• _Aim of the task_:
Exact reproduction of every entry is required.

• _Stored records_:
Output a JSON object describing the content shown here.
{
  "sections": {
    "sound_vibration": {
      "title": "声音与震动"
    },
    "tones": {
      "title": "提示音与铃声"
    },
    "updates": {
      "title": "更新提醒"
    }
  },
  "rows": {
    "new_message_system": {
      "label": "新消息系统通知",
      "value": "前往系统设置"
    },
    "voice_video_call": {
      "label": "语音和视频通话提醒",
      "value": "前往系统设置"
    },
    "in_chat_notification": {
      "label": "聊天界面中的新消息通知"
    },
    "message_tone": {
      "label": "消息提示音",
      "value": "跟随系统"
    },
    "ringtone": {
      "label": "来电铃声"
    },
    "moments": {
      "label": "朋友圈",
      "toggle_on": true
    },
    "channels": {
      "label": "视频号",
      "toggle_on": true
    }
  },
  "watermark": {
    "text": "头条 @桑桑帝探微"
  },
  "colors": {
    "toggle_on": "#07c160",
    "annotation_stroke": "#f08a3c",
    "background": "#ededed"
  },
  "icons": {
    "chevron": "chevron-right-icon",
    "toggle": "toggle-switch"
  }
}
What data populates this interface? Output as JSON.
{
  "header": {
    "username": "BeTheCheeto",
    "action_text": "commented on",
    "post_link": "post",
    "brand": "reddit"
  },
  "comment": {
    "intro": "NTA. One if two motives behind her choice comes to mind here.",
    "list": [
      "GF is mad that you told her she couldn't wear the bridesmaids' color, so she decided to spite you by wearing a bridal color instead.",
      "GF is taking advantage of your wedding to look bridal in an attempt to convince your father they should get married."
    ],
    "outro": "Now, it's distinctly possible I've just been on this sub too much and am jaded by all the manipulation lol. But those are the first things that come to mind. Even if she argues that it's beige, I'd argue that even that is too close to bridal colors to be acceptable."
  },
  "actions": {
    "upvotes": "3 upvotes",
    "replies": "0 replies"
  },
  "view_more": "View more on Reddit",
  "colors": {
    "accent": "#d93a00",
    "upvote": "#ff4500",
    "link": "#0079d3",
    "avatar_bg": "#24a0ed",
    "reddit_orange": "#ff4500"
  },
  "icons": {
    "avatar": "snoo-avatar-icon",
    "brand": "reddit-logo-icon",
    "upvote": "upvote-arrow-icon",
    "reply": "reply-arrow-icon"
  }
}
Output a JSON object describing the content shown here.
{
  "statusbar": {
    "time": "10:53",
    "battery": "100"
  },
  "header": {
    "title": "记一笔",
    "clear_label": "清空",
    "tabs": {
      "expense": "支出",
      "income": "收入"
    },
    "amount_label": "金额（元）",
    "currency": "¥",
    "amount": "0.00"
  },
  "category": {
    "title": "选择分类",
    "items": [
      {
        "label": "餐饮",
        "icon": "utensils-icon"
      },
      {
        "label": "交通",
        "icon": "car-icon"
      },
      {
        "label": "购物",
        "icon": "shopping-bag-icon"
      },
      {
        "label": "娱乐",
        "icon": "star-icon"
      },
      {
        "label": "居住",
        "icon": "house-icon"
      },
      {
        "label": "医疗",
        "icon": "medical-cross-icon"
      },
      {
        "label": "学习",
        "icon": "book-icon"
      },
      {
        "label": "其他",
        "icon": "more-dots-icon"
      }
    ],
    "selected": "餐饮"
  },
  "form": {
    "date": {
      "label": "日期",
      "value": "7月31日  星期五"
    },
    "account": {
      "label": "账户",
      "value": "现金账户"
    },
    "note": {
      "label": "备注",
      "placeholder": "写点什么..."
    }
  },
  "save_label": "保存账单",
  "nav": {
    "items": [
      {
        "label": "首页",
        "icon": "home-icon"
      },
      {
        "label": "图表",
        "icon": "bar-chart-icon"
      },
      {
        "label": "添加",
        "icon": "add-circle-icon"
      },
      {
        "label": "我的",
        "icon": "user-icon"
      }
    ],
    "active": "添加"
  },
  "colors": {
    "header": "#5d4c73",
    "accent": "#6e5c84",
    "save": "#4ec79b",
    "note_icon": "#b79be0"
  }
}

• _Result_:
Output a JSON object describing the content shown here.
{
  "sections": {
    "sound_vibration": {
      "title": "声音与震动"
    },
    "tones": {
      "title": "提示音与铃声"
    },
    "updates": {
      "title": "更新提醒"
    }
  },
  "rows": {
    "new_message_system": {
      "label": "新消息系统通知",
      "value": "前往系统设置"
    },
    "voice_video_call": {
      "label": "语音和视频通话提醒",
      "value": "前往系统设置"
    },
    "in_chat_notification": {
      "label": "聊天界面中的新消息通知"
    },
    "message_tone": {
      "label": "消息提示音",
      "value": "跟随系统"
    },
    "ringtone": {
      "label": "来电铃声"
    },
    "moments": {
      "label": "朋友圈",
      "toggle_on": true
    },
    "channels": {
      "label": "视频号",
      "toggle_on": true
    }
  },
  "watermark": {
    "text": "头条 @桑桑帝探微"
  },
  "colors": {
    "toggle_on": "#07c160",
    "annotation_stroke": "#f08a3c",
    "background": "#ededed"
  },
  "icons": {
    "chevron": "chevron-right-icon",
    "toggle": "toggle-switch"
  }
}
What data populates this interface? Output as JSON.
{
  "header": {
    "username": "BeTheCheeto",
    "action_text": "commented on",
    "post_link": "post",
    "brand": "reddit"
  },
  "comment": {
    "intro": "NTA. One if two motives behind her choice comes to mind here.",
    "list": [
      "GF is mad that you told her she couldn't wear the bridesmaids' color, so she decided to spite you by wearing a bridal color instead.",
      "GF is taking advantage of your wedding to look bridal in an attempt to convince your father they should get married."
    ],
    "outro": "Now, it's distinctly possible I've just been on this sub too much and am jaded by all the manipulation lol. But those are the first things that come to mind. Even if she argues that it's beige, I'd argue that even that is too close to bridal colors to be acceptable."
  },
  "actions": {
    "upvotes": "3 upvotes",
    "replies": "0 replies"
  },
  "view_more": "View more on Reddit",
  "colors": {
    "accent": "#d93a00",
    "upvote": "#ff4500",
    "link": "#0079d3",
    "avatar_bg": "#24a0ed",
    "reddit_orange": "#ff4500"
  },
  "icons": {
    "avatar": "snoo-avatar-icon",
    "brand": "reddit-logo-icon",
    "upvote": "upvote-arrow-icon",
    "reply": "reply-arrow-icon"
  }
}
Output a JSON object describing the content shown here.
{
  "statusbar": {
    "time": "10:53",
    "battery": "100"
  },
  "header": {
    "title": "记一笔",
    "clear_label": "清空",
    "tabs": {
      "expense": "支出",
      "income": "收入"
    },
    "amount_label": "金额（元）",
    "currency": "¥",
    "amount": "0.00"
  },
  "category": {
    "title": "选择分类",
    "items": [
      {
        "label": "餐饮",
        "icon": "utensils-icon"
      },
      {
        "label": "交通",
        "icon": "car-icon"
      },
      {
        "label": "购物",
        "icon": "shopping-bag-icon"
      },
      {
        "label": "娱乐",
        "icon": "star-icon"
      },
      {
        "label": "居住",
        "icon": "house-icon"
      },
      {
        "label": "医疗",
        "icon": "medical-cross-icon"
      },
      {
        "label": "学习",
        "icon": "book-icon"
      },
      {
        "label": "其他",
        "icon": "more-dots-icon"
      }
    ],
    "selected": "餐饮"
  },
  "form": {
    "date": {
      "label": "日期",
      "value": "7月31日  星期五"
    },
    "account": {
      "label": "账户",
      "value": "现金账户"
    },
    "note": {
      "label": "备注",
      "placeholder": "写点什么..."
    }
  },
  "save_label": "保存账单",
  "nav": {
    "items": [
      {
        "label": "首页",
        "icon": "home-icon"
      },
      {
        "label": "图表",
        "icon": "bar-chart-icon"
      },
      {
        "label": "添加",
        "icon": "add-circle-icon"
      },
      {
        "label": "我的",
        "icon": "user-icon"
      }
    ],
    "active": "添加"
  },
  "colors": {
    "header": "#5d4c73",
    "accent": "#6e5c84",
    "save": "#4ec79b",
    "note_icon": "#b79be0"
  }
}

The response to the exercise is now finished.